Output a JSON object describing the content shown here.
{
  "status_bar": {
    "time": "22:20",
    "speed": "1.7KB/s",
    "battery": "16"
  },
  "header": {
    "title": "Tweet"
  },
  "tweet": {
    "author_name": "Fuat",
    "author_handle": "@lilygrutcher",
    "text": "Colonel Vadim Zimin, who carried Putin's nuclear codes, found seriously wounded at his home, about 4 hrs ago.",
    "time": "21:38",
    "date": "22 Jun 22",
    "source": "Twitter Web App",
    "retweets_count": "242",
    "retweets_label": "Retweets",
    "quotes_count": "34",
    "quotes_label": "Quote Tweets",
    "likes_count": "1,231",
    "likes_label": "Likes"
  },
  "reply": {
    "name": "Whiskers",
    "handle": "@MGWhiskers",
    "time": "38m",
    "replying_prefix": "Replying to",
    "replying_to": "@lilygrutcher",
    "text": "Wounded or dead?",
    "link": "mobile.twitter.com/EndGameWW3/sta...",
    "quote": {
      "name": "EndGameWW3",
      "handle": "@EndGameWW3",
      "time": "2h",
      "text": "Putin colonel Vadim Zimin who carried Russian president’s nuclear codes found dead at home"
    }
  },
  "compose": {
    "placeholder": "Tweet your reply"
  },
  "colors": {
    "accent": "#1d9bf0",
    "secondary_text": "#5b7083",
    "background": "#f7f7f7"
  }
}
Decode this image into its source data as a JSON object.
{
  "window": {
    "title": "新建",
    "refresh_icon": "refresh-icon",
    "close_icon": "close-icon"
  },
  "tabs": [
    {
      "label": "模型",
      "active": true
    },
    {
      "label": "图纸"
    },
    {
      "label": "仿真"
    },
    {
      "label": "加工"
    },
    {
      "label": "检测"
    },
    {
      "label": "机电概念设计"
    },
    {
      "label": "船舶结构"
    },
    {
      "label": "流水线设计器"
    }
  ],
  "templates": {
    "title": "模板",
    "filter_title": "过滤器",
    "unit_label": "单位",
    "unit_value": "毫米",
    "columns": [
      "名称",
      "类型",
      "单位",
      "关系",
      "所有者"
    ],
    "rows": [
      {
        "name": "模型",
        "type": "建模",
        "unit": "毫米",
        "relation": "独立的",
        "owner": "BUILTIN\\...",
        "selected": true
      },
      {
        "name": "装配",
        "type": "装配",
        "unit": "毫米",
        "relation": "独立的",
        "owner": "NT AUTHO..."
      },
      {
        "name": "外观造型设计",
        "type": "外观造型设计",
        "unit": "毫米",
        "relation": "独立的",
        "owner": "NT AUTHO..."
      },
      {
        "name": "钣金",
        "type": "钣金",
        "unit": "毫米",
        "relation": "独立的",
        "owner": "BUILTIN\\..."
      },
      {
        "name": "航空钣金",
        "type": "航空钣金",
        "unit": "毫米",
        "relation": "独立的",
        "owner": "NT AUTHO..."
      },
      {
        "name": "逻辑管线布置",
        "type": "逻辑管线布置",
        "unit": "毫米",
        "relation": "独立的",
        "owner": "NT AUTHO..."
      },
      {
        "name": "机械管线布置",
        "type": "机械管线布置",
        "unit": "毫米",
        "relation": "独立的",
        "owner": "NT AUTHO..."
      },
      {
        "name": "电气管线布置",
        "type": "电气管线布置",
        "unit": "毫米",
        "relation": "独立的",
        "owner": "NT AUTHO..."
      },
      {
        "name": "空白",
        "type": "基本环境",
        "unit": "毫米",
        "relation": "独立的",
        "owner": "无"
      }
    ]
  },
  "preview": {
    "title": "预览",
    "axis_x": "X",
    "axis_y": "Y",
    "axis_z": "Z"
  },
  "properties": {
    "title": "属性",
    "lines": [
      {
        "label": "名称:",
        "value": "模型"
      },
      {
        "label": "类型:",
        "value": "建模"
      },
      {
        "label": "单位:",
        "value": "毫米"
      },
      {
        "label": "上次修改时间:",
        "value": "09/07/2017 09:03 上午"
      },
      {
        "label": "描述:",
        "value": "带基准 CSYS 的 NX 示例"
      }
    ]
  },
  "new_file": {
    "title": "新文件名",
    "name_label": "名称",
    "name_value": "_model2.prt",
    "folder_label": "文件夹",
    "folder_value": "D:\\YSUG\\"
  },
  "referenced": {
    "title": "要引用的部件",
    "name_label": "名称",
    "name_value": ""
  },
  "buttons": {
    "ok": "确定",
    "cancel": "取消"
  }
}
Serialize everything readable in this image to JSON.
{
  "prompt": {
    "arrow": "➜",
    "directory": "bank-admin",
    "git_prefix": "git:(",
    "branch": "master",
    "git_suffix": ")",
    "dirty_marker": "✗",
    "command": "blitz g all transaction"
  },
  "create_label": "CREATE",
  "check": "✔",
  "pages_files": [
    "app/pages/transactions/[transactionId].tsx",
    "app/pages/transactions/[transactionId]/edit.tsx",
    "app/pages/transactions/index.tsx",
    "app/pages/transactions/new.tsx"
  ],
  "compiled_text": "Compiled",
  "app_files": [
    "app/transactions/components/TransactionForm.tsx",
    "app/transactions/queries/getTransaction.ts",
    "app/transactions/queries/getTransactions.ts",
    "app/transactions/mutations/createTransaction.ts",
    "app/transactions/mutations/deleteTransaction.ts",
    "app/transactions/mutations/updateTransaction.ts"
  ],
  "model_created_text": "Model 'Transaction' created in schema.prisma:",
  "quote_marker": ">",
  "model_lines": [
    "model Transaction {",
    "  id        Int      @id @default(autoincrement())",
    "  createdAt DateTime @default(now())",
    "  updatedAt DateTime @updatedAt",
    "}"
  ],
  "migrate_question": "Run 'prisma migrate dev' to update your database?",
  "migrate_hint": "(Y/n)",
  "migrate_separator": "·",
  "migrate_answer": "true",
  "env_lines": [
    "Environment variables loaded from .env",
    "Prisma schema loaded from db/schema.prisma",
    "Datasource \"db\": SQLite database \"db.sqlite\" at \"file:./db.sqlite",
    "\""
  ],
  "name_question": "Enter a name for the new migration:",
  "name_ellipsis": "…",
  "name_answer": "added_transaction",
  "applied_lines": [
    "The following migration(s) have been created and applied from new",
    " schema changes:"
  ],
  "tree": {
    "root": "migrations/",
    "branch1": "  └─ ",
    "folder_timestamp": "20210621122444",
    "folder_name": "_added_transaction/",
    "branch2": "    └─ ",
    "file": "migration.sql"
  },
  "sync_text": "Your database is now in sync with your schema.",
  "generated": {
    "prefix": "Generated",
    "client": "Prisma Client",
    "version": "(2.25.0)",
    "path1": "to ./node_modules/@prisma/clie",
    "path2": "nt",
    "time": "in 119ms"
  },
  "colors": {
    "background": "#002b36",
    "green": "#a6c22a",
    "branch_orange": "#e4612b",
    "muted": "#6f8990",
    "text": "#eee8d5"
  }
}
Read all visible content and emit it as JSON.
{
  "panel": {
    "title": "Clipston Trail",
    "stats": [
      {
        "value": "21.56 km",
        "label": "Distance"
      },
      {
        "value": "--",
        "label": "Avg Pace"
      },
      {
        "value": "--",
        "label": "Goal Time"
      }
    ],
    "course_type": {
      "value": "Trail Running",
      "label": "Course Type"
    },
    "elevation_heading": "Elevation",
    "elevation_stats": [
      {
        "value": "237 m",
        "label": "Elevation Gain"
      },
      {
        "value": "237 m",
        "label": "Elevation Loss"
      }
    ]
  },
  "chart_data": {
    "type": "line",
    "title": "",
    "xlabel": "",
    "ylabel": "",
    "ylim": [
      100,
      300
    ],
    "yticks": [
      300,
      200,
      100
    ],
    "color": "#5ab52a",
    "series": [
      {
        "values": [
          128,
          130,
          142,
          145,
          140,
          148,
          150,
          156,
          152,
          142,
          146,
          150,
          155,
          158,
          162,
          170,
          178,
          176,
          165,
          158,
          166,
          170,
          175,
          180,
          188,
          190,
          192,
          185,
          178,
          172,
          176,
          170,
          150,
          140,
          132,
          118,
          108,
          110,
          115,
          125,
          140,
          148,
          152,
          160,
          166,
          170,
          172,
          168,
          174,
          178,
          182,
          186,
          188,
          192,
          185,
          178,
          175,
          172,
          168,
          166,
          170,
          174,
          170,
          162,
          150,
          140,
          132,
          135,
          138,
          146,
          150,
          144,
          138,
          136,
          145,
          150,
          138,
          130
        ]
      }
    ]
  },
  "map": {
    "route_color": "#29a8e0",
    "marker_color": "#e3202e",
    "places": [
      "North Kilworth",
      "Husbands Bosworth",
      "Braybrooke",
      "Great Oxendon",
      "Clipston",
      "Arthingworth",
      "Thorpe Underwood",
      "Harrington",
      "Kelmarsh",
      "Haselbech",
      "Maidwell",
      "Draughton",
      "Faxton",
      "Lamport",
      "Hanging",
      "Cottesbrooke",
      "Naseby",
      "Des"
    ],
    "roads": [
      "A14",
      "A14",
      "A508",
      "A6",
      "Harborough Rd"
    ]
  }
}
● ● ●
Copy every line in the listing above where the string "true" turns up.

      "active": true
        "selected": true
  "migrate_answer": "true",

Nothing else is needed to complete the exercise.